▶ _What the task requires_: Each record that follows should be reproduced in full, character for character.

(Stored data entries)
+-------+

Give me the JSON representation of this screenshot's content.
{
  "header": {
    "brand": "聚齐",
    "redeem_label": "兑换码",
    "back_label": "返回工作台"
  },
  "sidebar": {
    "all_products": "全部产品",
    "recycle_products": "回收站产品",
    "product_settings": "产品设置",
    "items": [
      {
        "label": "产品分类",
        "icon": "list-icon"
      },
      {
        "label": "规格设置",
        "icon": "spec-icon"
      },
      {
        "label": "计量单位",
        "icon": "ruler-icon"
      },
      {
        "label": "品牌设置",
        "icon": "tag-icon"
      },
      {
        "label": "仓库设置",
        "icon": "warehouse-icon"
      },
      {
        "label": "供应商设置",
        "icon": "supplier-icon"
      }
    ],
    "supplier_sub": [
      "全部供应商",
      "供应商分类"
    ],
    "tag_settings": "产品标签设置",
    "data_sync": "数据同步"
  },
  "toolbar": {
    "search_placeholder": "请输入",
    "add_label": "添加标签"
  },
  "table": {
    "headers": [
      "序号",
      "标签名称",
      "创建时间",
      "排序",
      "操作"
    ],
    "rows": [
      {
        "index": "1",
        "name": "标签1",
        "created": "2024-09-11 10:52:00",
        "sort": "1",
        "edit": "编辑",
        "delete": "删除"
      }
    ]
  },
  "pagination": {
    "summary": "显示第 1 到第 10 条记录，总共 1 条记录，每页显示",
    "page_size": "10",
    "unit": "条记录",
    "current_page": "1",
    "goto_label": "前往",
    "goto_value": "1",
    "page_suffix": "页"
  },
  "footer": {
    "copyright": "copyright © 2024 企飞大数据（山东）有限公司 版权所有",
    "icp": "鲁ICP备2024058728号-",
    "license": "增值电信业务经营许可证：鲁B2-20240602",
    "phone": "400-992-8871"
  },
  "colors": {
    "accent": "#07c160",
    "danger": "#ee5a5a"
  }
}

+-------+

▶ _Result for this task_:
Give me the JSON representation of this screenshot's content.
{
  "header": {
    "brand": "聚齐",
    "redeem_label": "兑换码",
    "back_label": "返回工作台"
  },
  "sidebar": {
    "all_products": "全部产品",
    "recycle_products": "回收站产品",
    "product_settings": "产品设置",
    "items": [
      {
        "label": "产品分类",
        "icon": "list-icon"
      },
      {
        "label": "规格设置",
        "icon": "spec-icon"
      },
      {
        "label": "计量单位",
        "icon": "ruler-icon"
      },
      {
        "label": "品牌设置",
        "icon": "tag-icon"
      },
      {
        "label": "仓库设置",
        "icon": "warehouse-icon"
      },
      {
        "label": "供应商设置",
        "icon": "supplier-icon"
      }
    ],
    "supplier_sub": [
      "全部供应商",
      "供应商分类"
    ],
    "tag_settings": "产品标签设置",
    "data_sync": "数据同步"
  },
  "toolbar": {
    "search_placeholder": "请输入",
    "add_label": "添加标签"
  },
  "table": {
    "headers": [
      "序号",
      "标签名称",
      "创建时间",
      "排序",
      "操作"
    ],
    "rows": [
      {
        "index": "1",
        "name": "标签1",
        "created": "2024-09-11 10:52:00",
        "sort": "1",
        "edit": "编辑",
        "delete": "删除"
      }
    ]
  },
  "pagination": {
    "summary": "显示第 1 到第 10 条记录，总共 1 条记录，每页显示",
    "page_size": "10",
    "unit": "条记录",
    "current_page": "1",
    "goto_label": "前往",
    "goto_value": "1",
    "page_suffix": "页"
  },
  "footer": {
    "copyright": "copyright © 2024 企飞大数据（山东）有限公司 版权所有",
    "icp": "鲁ICP备2024058728号-",
    "license": "增值电信业务经营许可证：鲁B2-20240602",
    "phone": "400-992-8871"
  },
  "colors": {
    "accent": "#07c160",
    "danger": "#ee5a5a"
  }
}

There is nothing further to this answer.